The sanctions that the US plans to impose from 4 November include the prohibition of petroleum-related transactions with the National Oil Company among others. Sanctions will also be re-imposed on the port operation and the shipping sector. These measures apply to associated services and businesses engaging with related industries. While many other factors remain uncertain, not least wider geopolitical developments, the impact of these measures would suggest some support to crude oil prices.
8) US midterm elections – 6 November
In November, voters across the US get their first opportunity to show their opinion on President Trump’s administration since his election in 2016. Midterm elections see all of the 435 House of Representatives seats and 34 of the 100 Senate seats come up for election. The president’s Republican Party currently hold a majority in both houses of government but these elections have historically been negative for the ruling president’s party. Nonetheless, the task ahead for the Democrats is not easy, especially in the Senate.
In the House of Representatives, the Democrats would need to gain 24 seats to gain control. In the Senate however, 26 of the 34 seats up for election are currently held by the Democratic Party, suggesting that it may be easier for the Republican Party to maintain control.
9) European Central Bank policy

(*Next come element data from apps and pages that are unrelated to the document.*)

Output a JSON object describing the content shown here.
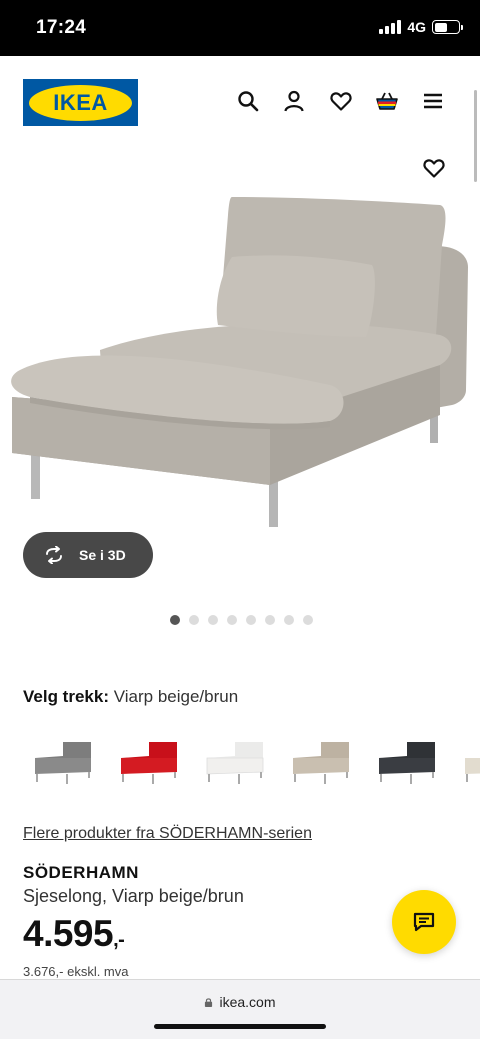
{
  "status_bar": {
    "time": "17:24",
    "network": "4G"
  },
  "header": {
    "logo_text": "IKEA",
    "icons": [
      "search-icon",
      "user-icon",
      "heart-icon",
      "cart-icon",
      "menu-icon"
    ]
  },
  "product": {
    "view_3d_label": "Se i 3D",
    "image_count": 8,
    "active_image": 1,
    "cover_label": "Velg trekk:",
    "cover_value": "Viarp beige/brun",
    "swatches": [
      "grey",
      "red",
      "white",
      "beige",
      "dark-grey",
      "beige-2"
    ],
    "series_link": "Flere produkter fra SÖDERHAMN-serien",
    "name": "SÖDERHAMN",
    "description": "Sjeselong, Viarp beige/brun",
    "price": "4.595",
    "price_suffix": ",-",
    "price_ex_vat": "3.676,- ekskl. mva"
  },
  "browser": {
    "url": "ikea.com"
  },
  "colors": {
    "ikea_blue": "#0058a3",
    "ikea_yellow": "#ffdb00",
    "button_dark": "#484848"
  }
}
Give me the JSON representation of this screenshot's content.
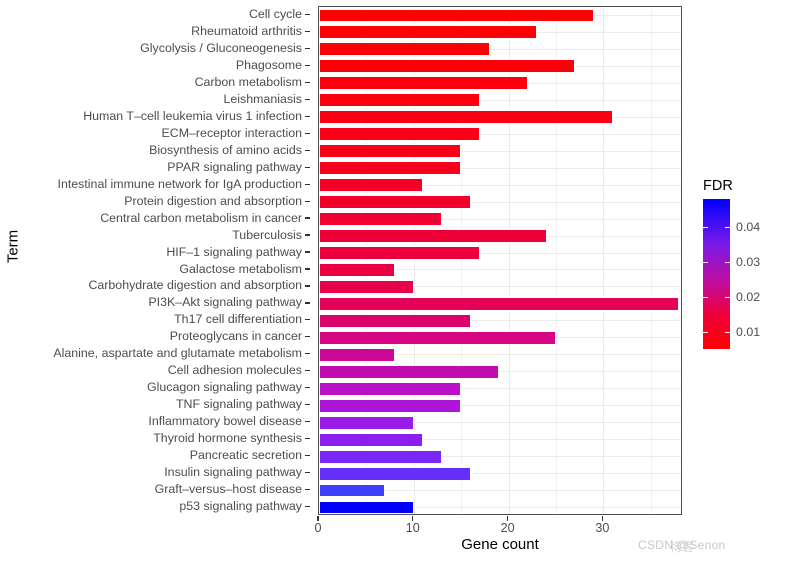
{
  "axes": {
    "y_title": "Term",
    "x_title": "Gene count",
    "x_ticks": [
      "0",
      "10",
      "20",
      "30"
    ],
    "x_tick_values": [
      0,
      10,
      20,
      30
    ],
    "x_range": [
      0,
      38.4
    ]
  },
  "legend": {
    "title": "FDR",
    "ticks": [
      "0.04",
      "0.03",
      "0.02",
      "0.01"
    ],
    "tick_values": [
      0.04,
      0.03,
      0.02,
      0.01
    ],
    "range": [
      0.005,
      0.048
    ],
    "low_color": "#ff0000",
    "high_color": "#0000ff"
  },
  "watermark": {
    "text": "CSDN @Senon",
    "cn_text": "博客"
  },
  "chart_data": {
    "type": "bar",
    "orientation": "horizontal",
    "title": "",
    "xlabel": "Gene count",
    "ylabel": "Term",
    "xlim": [
      0,
      38.4
    ],
    "grid": true,
    "legend_position": "right",
    "color_scale": {
      "name": "FDR",
      "low": "#ff0000",
      "high": "#0000ff",
      "domain": [
        0.005,
        0.048
      ]
    },
    "categories": [
      "Cell cycle",
      "Rheumatoid arthritis",
      "Glycolysis / Gluconeogenesis",
      "Phagosome",
      "Carbon metabolism",
      "Leishmaniasis",
      "Human T–cell leukemia virus 1 infection",
      "ECM–receptor interaction",
      "Biosynthesis of amino acids",
      "PPAR signaling pathway",
      "Intestinal immune network for IgA production",
      "Protein digestion and absorption",
      "Central carbon metabolism in cancer",
      "Tuberculosis",
      "HIF–1 signaling pathway",
      "Galactose metabolism",
      "Carbohydrate digestion and absorption",
      "PI3K–Akt signaling pathway",
      "Th17 cell differentiation",
      "Proteoglycans in cancer",
      "Alanine, aspartate and glutamate metabolism",
      "Cell adhesion molecules",
      "Glucagon signaling pathway",
      "TNF signaling pathway",
      "Inflammatory bowel disease",
      "Thyroid hormone synthesis",
      "Pancreatic secretion",
      "Insulin signaling pathway",
      "Graft–versus–host disease",
      "p53 signaling pathway"
    ],
    "values": [
      29,
      23,
      18,
      27,
      22,
      17,
      31,
      17,
      15,
      15,
      11,
      16,
      13,
      24,
      17,
      8,
      10,
      38,
      16,
      25,
      8,
      19,
      15,
      15,
      10,
      11,
      13,
      16,
      7,
      10
    ],
    "fdr": [
      0.005,
      0.0052,
      0.0055,
      0.0058,
      0.006,
      0.0062,
      0.0065,
      0.0068,
      0.0072,
      0.0075,
      0.008,
      0.0085,
      0.009,
      0.0095,
      0.01,
      0.0105,
      0.011,
      0.012,
      0.0135,
      0.015,
      0.0165,
      0.0185,
      0.0205,
      0.0225,
      0.0265,
      0.0295,
      0.033,
      0.0375,
      0.043,
      0.048
    ],
    "bar_colors": [
      "#ff0000",
      "#fe0003",
      "#fd0006",
      "#fc0009",
      "#fb000c",
      "#fa000f",
      "#f90012",
      "#f80015",
      "#f70019",
      "#f5001d",
      "#f30024",
      "#f1002a",
      "#ef0030",
      "#ed0037",
      "#eb003d",
      "#e90043",
      "#e7004a",
      "#e20059",
      "#dc026e",
      "#d50584",
      "#cd0898",
      "#c30cb0",
      "#b811c6",
      "#ac15d8",
      "#9a1ae8",
      "#8b1fef",
      "#7a26f5",
      "#6230fa",
      "#3d3ffd",
      "#0000ff"
    ]
  }
}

The European Central Bank’s rate setting committee, the Governing Council, is scheduled to meet on 13 September, 25 October and 13 December. It has previously announced plans to wind down its quantitative easing programme by the end of December. It has also provided guidance for interest rates to remain on hold until the third quarter of 2019, unless there is a major change in economic conditions.
10) Bank of Japan policy
Japan’s central bank will hold interest rate policy meetings on 18/19 September, 30/31 October and 19/20 December. Owing to lower-than-expected inflation, it recently made small tweaks to its policy, contrary to previous speculation that it could effectively tighten policy (i.e. remove some of its stimulus measures). It also stated that the current low rate policy would be maintained for “an extended period of time”, meaning no change to policy is currently expected in the next few months.